→ **Task to carry out**
Your reply should reproduce the data below without a single alteration, apart from dropping the images.

→ **Records for the task**
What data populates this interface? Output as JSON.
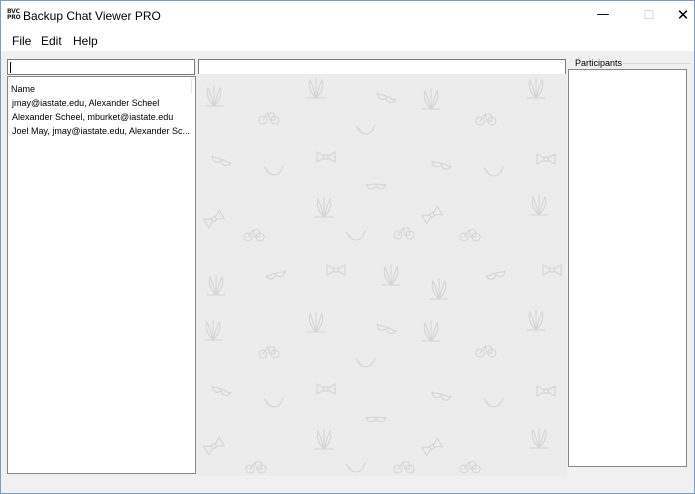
{
  "window": {
    "app_icon_top": "BVC",
    "app_icon_bottom": "PRO",
    "title": "Backup Chat Viewer PRO",
    "minimize_glyph": "—",
    "maximize_glyph": "☐",
    "close_glyph": "✕"
  },
  "menu": {
    "items": [
      {
        "label": "File"
      },
      {
        "label": "Edit"
      },
      {
        "label": "Help"
      }
    ]
  },
  "search": {
    "value": "",
    "message_filter_value": ""
  },
  "conversations": {
    "header": "Name",
    "rows": [
      {
        "name": "jmay@iastate.edu, Alexander Scheel"
      },
      {
        "name": "Alexander Scheel, mburket@iastate.edu"
      },
      {
        "name": "Joel May, jmay@iastate.edu, Alexander Sc..."
      }
    ]
  },
  "participants": {
    "label": "Participants"
  },
  "colors": {
    "chat_background": "#ececec",
    "pattern_stroke": "#d9d9d9"
  }
}
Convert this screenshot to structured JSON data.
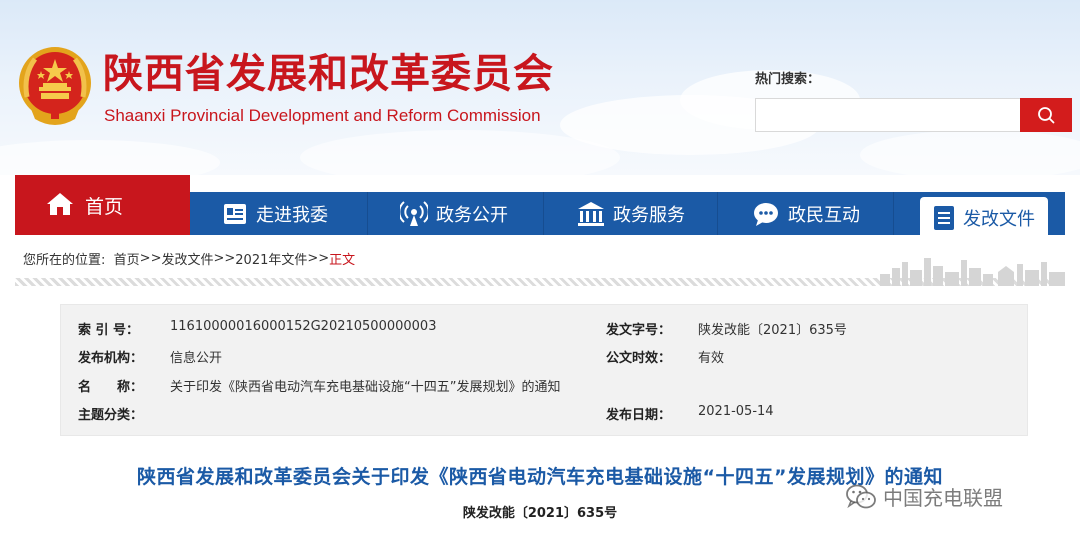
{
  "header": {
    "title_cn": "陕西省发展和改革委员会",
    "title_en": "Shaanxi Provincial Development and Reform Commission"
  },
  "search": {
    "label": "热门搜索：",
    "placeholder": "",
    "button_icon": "search-icon"
  },
  "nav": {
    "home": "首页",
    "items": [
      {
        "label": "走进我委",
        "icon": "id-card-icon"
      },
      {
        "label": "政务公开",
        "icon": "broadcast-icon"
      },
      {
        "label": "政务服务",
        "icon": "building-icon"
      },
      {
        "label": "政民互动",
        "icon": "chat-icon"
      }
    ],
    "active": {
      "label": "发改文件",
      "icon": "document-icon"
    }
  },
  "breadcrumb": {
    "prefix": "您所在的位置:",
    "items": [
      "首页",
      "发改文件",
      "2021年文件"
    ],
    "separator": ">>",
    "current": "正文"
  },
  "info": {
    "index_label": "索 引 号：",
    "index_value": "11610000016000152G20210500000003",
    "docno_label": "发文字号：",
    "docno_value": "陕发改能〔2021〕635号",
    "org_label": "发布机构：",
    "org_value": "信息公开",
    "validity_label": "公文时效：",
    "validity_value": "有效",
    "name_label": "名　　称：",
    "name_value": "关于印发《陕西省电动汽车充电基础设施“十四五”发展规划》的通知",
    "topic_label": "主题分类：",
    "topic_value": "",
    "date_label": "发布日期：",
    "date_value": "2021-05-14"
  },
  "article": {
    "title": "陕西省发展和改革委员会关于印发《陕西省电动汽车充电基础设施“十四五”发展规划》的通知",
    "doc_number": "陕发改能〔2021〕635号"
  },
  "watermark": {
    "text": "中国充电联盟",
    "icon": "wechat-icon"
  },
  "colors": {
    "brand_red": "#c8161d",
    "nav_blue": "#1b5aa6",
    "search_red": "#d31c1c"
  }
}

→ **Solution to this exercise**
What data populates this interface? Output as JSON.
{
  "window": {
    "app_icon_top": "BVC",
    "app_icon_bottom": "PRO",
    "title": "Backup Chat Viewer PRO",
    "minimize_glyph": "—",
    "maximize_glyph": "☐",
    "close_glyph": "✕"
  },
  "menu": {
    "items": [
      {
        "label": "File"
      },
      {
        "label": "Edit"
      },
      {
        "label": "Help"
      }
    ]
  },
  "search": {
    "value": "",
    "message_filter_value": ""
  },
  "conversations": {
    "header": "Name",
    "rows": [
      {
        "name": "jmay@iastate.edu, Alexander Scheel"
      },
      {
        "name": "Alexander Scheel, mburket@iastate.edu"
      },
      {
        "name": "Joel May, jmay@iastate.edu, Alexander Sc..."
      }
    ]
  },
  "participants": {
    "label": "Participants"
  },
  "colors": {
    "chat_background": "#ececec",
    "pattern_stroke": "#d9d9d9"
  }
}
Convert this screenshot to structured JSON data.
{
  "header": {
    "title_cn": "陕西省发展和改革委员会",
    "title_en": "Shaanxi Provincial Development and Reform Commission"
  },
  "search": {
    "label": "热门搜索：",
    "placeholder": "",
    "button_icon": "search-icon"
  },
  "nav": {
    "home": "首页",
    "items": [
      {
        "label": "走进我委",
        "icon": "id-card-icon"
      },
      {
        "label": "政务公开",
        "icon": "broadcast-icon"
      },
      {
        "label": "政务服务",
        "icon": "building-icon"
      },
      {
        "label": "政民互动",
        "icon": "chat-icon"
      }
    ],
    "active": {
      "label": "发改文件",
      "icon": "document-icon"
    }
  },
  "breadcrumb": {
    "prefix": "您所在的位置:",
    "items": [
      "首页",
      "发改文件",
      "2021年文件"
    ],
    "separator": ">>",
    "current": "正文"
  },
  "info": {
    "index_label": "索 引 号：",
    "index_value": "11610000016000152G20210500000003",
    "docno_label": "发文字号：",
    "docno_value": "陕发改能〔2021〕635号",
    "org_label": "发布机构：",
    "org_value": "信息公开",
    "validity_label": "公文时效：",
    "validity_value": "有效",
    "name_label": "名　　称：",
    "name_value": "关于印发《陕西省电动汽车充电基础设施“十四五”发展规划》的通知",
    "topic_label": "主题分类：",
    "topic_value": "",
    "date_label": "发布日期：",
    "date_value": "2021-05-14"
  },
  "article": {
    "title": "陕西省发展和改革委员会关于印发《陕西省电动汽车充电基础设施“十四五”发展规划》的通知",
    "doc_number": "陕发改能〔2021〕635号"
  },
  "watermark": {
    "text": "中国充电联盟",
    "icon": "wechat-icon"
  },
  "colors": {
    "brand_red": "#c8161d",
    "nav_blue": "#1b5aa6",
    "search_red": "#d31c1c"
  }
}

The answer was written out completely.